--- Exercise instructions ---
From the records below, determine the number of lines containing "title". Output that number alone.
____ Information provided
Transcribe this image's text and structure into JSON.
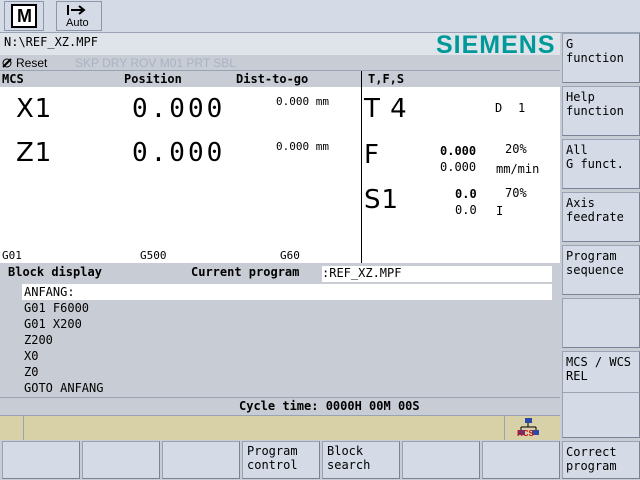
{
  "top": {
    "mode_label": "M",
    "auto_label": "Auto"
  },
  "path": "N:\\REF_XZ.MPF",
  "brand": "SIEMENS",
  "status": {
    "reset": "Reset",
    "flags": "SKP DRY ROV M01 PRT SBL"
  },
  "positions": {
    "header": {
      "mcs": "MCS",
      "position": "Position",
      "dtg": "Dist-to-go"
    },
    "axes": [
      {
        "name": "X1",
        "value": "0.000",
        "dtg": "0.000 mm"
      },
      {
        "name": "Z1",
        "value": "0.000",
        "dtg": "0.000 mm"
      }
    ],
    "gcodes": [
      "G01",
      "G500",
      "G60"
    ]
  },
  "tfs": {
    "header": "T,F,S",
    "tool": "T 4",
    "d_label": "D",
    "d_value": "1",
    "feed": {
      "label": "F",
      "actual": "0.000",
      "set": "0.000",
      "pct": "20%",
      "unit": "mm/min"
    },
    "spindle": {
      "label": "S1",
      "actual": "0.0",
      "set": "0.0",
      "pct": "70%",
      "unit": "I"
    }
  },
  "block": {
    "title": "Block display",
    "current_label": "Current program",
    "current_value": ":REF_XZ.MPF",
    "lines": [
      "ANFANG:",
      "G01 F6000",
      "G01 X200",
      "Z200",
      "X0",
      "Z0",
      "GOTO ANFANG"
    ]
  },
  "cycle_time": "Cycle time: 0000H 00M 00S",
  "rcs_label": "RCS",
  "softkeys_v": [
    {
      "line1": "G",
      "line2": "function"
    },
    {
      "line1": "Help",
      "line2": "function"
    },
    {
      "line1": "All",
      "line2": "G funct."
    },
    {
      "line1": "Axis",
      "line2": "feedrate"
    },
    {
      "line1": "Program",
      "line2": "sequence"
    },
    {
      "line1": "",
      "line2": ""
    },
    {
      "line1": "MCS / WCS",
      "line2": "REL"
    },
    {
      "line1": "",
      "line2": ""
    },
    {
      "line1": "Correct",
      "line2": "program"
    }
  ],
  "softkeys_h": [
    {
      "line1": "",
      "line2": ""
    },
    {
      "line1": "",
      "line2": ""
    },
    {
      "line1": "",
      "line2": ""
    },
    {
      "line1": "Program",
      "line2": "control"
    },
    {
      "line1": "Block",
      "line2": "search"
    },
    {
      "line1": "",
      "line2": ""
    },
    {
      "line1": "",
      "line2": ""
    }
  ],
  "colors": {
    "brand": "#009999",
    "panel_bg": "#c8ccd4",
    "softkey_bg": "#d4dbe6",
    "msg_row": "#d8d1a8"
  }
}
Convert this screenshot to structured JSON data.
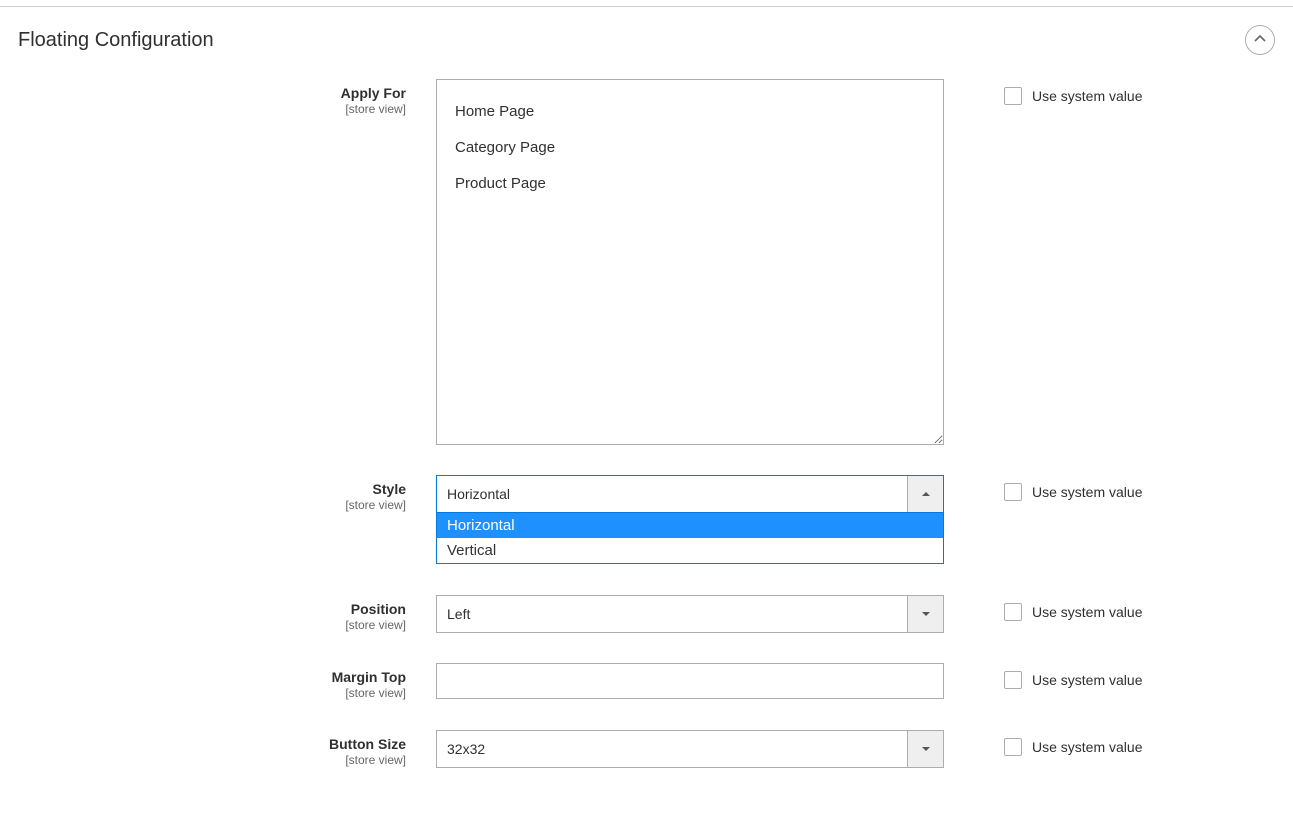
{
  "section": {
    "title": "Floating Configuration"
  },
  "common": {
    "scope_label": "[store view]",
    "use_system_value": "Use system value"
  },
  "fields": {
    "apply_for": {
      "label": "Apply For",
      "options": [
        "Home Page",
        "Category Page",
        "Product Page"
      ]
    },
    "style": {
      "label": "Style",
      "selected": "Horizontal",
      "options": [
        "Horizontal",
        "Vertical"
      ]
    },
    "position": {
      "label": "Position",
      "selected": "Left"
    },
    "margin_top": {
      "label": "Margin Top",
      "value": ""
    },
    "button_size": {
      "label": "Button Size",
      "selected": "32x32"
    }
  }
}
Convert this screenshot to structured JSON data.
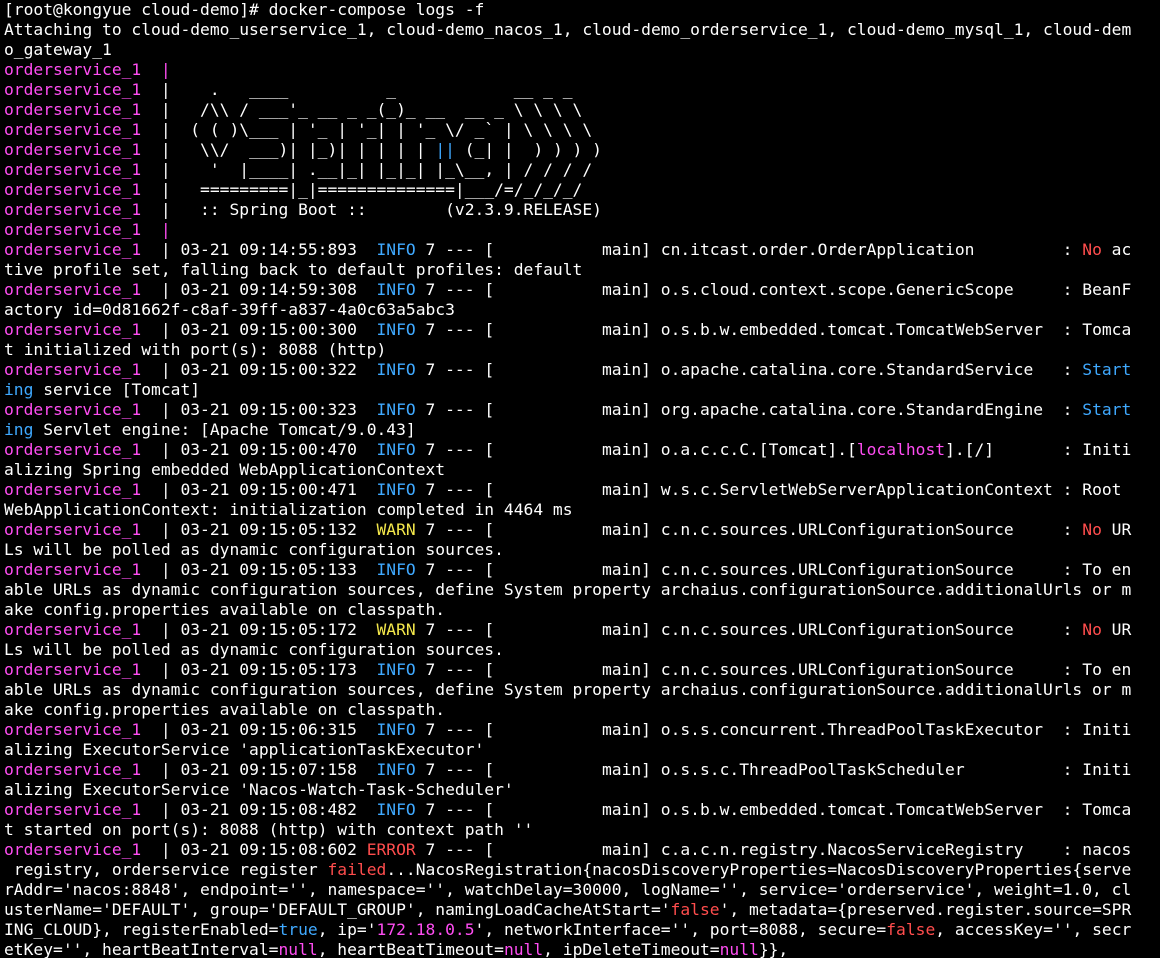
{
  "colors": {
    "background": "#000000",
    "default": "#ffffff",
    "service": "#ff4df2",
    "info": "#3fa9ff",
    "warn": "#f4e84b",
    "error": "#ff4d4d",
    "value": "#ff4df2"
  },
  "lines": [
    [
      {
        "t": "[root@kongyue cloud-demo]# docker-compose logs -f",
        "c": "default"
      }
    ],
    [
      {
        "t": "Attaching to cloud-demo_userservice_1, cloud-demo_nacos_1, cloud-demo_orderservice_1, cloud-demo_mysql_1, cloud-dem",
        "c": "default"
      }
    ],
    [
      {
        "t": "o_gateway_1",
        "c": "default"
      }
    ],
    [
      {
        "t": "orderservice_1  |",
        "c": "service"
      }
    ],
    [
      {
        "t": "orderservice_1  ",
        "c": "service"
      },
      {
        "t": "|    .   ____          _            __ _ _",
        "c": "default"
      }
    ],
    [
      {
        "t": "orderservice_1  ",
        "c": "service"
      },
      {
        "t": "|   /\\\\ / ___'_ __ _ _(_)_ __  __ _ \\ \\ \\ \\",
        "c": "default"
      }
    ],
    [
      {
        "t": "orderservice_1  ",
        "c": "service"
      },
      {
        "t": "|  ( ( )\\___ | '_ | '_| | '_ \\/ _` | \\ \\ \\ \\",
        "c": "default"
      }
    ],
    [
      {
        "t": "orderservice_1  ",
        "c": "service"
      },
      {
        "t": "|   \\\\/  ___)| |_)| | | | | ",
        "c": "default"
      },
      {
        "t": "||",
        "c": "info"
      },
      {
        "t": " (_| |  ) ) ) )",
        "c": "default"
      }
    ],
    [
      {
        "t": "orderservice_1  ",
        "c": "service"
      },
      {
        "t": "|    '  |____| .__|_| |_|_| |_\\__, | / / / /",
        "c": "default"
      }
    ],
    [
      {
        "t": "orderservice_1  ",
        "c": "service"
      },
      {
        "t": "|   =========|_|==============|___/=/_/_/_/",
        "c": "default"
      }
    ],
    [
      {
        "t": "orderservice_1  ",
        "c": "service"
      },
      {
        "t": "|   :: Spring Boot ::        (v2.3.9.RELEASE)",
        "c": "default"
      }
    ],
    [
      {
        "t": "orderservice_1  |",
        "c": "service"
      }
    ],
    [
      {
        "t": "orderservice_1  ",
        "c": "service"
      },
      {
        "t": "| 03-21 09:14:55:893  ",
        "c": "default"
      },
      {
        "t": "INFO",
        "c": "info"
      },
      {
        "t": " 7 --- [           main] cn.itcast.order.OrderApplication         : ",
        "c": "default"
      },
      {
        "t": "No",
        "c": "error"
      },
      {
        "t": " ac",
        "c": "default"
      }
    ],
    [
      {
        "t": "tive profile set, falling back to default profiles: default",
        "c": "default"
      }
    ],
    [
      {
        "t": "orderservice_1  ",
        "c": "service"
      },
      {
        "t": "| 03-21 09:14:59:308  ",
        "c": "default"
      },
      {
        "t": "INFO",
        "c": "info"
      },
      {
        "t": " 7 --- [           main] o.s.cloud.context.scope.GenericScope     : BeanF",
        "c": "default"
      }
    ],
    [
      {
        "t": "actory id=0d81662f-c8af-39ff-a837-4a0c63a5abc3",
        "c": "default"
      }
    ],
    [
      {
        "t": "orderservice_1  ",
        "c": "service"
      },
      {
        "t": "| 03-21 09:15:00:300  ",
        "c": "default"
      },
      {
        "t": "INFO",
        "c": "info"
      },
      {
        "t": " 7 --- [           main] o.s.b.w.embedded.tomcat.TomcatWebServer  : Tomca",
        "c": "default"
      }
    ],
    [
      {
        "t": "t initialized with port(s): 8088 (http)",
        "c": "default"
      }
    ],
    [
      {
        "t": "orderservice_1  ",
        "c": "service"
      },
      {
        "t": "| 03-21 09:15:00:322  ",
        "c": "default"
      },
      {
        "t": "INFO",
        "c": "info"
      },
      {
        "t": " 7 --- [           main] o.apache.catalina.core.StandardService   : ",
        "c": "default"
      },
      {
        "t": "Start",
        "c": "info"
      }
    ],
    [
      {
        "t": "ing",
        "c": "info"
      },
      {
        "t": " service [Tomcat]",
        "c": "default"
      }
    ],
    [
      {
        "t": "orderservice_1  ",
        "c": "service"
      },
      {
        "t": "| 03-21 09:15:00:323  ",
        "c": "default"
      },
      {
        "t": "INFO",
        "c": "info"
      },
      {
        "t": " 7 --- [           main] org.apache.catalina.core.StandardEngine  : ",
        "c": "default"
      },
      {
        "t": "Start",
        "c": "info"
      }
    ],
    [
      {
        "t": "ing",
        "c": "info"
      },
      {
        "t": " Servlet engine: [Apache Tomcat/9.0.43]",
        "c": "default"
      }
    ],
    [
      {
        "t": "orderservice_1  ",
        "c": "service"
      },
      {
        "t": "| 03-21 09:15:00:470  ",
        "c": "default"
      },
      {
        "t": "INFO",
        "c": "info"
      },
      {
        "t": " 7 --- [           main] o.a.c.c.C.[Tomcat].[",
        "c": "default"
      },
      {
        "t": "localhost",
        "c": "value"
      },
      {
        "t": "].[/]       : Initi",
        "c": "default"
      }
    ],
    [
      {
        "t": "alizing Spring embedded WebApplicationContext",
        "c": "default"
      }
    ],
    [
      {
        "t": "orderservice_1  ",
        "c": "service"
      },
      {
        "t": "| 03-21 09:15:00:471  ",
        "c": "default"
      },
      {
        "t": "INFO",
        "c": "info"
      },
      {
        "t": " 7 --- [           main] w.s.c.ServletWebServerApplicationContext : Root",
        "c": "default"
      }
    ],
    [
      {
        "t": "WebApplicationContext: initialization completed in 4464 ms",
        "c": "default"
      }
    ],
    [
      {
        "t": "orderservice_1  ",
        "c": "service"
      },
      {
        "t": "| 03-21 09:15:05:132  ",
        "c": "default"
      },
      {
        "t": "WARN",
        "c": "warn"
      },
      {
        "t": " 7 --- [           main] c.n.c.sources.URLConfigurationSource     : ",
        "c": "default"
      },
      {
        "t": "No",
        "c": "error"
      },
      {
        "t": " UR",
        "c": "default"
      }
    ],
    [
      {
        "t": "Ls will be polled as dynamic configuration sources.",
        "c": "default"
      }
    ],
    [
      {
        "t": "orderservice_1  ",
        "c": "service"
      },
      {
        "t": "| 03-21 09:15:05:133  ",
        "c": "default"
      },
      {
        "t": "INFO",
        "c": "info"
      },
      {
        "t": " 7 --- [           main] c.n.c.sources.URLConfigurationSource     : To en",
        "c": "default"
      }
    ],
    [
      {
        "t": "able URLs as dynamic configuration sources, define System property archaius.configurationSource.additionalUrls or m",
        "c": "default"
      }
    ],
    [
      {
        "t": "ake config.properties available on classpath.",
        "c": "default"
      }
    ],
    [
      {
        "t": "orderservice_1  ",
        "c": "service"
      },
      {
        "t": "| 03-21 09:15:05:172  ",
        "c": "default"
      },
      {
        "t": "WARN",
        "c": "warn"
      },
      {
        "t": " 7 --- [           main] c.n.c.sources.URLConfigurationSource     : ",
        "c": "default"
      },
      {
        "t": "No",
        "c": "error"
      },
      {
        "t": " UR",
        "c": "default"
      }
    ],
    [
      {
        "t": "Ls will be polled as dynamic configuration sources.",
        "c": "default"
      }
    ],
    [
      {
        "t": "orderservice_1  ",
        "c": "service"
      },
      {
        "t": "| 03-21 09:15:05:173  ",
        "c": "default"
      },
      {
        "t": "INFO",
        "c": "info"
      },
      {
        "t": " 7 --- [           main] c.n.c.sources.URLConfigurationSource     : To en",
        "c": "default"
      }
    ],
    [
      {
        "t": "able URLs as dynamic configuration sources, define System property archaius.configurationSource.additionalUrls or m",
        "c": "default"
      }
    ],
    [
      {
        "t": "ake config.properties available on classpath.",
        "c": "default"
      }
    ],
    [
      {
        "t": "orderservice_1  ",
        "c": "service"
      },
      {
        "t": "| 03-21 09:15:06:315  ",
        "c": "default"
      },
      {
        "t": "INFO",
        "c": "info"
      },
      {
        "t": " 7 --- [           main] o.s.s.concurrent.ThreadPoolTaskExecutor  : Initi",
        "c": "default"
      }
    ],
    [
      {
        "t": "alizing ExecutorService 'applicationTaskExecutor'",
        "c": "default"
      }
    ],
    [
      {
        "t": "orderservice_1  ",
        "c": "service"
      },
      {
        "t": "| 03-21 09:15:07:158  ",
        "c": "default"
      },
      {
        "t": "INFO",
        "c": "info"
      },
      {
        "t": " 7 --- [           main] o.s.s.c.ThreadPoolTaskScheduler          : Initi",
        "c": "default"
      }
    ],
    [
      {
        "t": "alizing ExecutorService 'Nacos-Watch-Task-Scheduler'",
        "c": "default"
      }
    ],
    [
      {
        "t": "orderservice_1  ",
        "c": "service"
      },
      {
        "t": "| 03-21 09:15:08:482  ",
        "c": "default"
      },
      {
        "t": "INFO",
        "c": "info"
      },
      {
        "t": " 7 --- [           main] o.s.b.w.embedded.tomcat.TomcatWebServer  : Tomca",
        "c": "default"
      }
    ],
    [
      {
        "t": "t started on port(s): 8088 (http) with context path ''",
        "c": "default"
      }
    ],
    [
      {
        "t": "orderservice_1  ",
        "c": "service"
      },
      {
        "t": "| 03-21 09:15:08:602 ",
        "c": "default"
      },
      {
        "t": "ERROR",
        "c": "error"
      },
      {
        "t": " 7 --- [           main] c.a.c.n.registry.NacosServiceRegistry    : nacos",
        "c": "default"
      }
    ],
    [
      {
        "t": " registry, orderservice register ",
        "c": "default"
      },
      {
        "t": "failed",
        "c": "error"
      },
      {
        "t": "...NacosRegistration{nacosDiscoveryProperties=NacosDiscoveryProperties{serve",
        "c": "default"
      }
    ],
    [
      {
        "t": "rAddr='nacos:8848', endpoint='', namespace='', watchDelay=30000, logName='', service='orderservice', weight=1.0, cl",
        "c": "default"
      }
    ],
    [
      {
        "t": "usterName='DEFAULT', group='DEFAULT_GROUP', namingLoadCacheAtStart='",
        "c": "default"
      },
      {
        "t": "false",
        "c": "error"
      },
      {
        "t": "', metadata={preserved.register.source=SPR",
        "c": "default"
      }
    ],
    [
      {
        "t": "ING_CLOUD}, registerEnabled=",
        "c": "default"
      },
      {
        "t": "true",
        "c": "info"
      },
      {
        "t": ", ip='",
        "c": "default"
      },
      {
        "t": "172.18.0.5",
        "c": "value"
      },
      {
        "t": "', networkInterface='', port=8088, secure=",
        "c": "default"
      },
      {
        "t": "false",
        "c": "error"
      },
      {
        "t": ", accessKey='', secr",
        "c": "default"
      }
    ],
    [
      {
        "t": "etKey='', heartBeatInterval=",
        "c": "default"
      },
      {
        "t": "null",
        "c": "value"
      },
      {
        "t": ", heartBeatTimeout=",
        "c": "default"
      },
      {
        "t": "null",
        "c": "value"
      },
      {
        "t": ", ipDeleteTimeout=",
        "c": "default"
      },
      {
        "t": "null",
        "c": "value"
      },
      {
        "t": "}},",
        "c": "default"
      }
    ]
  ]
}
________
--- Written solution ---
2